Malian refugees in Mauritania are enduring "deplorable" conditions in the Mbera refugee camp that is causing levels of malnutrition to increase, according to MSF.
The situation in the camp has worsened since the Frence led military intervention in January, according to the medical aid agency.
Conditions at the camp are so bad that many healthy children are getting ill upon arrival and malnutrition rates have more than doubled. MSF said:
"The number of children admitted per week for severe malnutrition has more than doubled, [...] despite the nutritional status of the new refugees being generally good when assessed on arrival in the camp."
The MSF report, Stranded in the Desert, is based on testimony from more than 100 residents of the Mbera camp, near the border with Mali.
Thousands of refugees fleeing the ongoing conflict in Mali are facing appalling living conditions in the Mbera refugee camp in Mauritania, according to medical aid agency Medecines Sans Frontieres (MSF)
The camp, located in a remote, arid region close to the border with Mali is home to 70,000 people who are relying entirely on aid agencies to meet their most basic needs.
Provisions are "far from adequate" with a desperate shortage of toilets and supplies: In January when MSF arrived there were only four latrines for 12,200 people.
The area suffers from a chronic lack of water and refugees are receiving only 11 litre of water a day in 50C heat - 9 litres less than recommended.
Mauritania President Mohamed Ould Abdel Aziz, who was "lightly wounded" after a military patrol accidentally fired on his convoy on Saturday, is currently undergoing treatment at a military hospital in the capital Nouakchott, a source at the presidency and two military sources told Reuters.
Mauritanian President Mohamed Ould Abdel Aziz was "lightly wounded" after a Mauritanian military patrol accidentally opened fire on his convoy on Saturday, a government spokesman confirmed.
They said Abdel Aziz was traveling by road when the incident occurred.
Security forces blocked roads leading to the hospital, witnesses said.
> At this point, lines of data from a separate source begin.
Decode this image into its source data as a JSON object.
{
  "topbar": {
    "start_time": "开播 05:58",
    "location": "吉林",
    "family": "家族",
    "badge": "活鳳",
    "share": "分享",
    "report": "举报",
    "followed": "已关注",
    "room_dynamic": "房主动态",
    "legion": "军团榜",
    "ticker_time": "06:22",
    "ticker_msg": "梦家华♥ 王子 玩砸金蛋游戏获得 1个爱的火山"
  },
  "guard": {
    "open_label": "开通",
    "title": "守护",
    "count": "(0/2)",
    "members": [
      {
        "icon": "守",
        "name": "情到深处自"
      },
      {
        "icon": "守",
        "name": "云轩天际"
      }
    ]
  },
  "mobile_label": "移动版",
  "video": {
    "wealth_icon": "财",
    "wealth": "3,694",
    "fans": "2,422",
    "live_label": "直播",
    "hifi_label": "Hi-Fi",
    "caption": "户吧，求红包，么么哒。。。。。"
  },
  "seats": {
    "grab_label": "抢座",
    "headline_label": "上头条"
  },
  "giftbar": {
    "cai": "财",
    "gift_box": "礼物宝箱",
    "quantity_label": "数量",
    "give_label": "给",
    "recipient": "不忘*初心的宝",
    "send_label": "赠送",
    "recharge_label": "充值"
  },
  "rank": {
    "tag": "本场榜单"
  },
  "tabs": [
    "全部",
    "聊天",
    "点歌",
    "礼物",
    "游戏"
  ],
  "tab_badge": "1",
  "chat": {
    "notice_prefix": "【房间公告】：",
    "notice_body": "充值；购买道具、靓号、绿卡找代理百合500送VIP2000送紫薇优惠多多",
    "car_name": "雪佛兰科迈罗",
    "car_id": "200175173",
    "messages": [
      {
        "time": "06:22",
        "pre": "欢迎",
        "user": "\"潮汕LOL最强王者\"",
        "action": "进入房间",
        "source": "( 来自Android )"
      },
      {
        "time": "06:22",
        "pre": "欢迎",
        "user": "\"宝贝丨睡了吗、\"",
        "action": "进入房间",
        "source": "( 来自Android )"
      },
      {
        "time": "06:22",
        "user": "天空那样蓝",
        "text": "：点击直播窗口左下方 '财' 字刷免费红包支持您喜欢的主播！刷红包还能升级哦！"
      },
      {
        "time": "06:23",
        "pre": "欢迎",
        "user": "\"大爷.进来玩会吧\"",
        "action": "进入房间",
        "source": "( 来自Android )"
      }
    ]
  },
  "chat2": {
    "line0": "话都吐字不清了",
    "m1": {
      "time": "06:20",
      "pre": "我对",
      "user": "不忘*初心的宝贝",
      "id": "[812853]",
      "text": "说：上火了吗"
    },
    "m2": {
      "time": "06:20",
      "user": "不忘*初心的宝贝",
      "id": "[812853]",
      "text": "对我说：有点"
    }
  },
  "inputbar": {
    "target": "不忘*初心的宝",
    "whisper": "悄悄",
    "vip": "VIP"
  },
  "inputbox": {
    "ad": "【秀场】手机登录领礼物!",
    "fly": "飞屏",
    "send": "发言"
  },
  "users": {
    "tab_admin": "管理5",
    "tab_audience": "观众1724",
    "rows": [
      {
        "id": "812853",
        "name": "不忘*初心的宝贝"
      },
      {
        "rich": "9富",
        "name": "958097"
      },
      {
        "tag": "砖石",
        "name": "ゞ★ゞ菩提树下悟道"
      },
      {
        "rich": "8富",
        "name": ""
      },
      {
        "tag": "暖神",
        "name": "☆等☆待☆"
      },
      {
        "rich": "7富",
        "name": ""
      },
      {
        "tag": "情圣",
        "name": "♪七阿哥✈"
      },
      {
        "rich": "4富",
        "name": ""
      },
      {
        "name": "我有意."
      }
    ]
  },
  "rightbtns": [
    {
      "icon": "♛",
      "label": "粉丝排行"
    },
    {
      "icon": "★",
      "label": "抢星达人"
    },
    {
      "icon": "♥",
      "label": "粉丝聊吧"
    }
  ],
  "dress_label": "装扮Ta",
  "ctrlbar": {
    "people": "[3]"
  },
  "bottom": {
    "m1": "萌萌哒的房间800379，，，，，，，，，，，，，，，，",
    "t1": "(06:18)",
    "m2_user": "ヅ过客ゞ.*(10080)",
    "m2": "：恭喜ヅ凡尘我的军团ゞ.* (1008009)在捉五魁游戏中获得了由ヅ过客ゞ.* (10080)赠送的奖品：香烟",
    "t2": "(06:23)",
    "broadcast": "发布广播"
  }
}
Abdullah Al-Senussi, former head of Colonel Gaddafi's Libyan Intelligence Service, is to face charges in Mauritania for illegal entry, judicial sources told the Reuters news agency.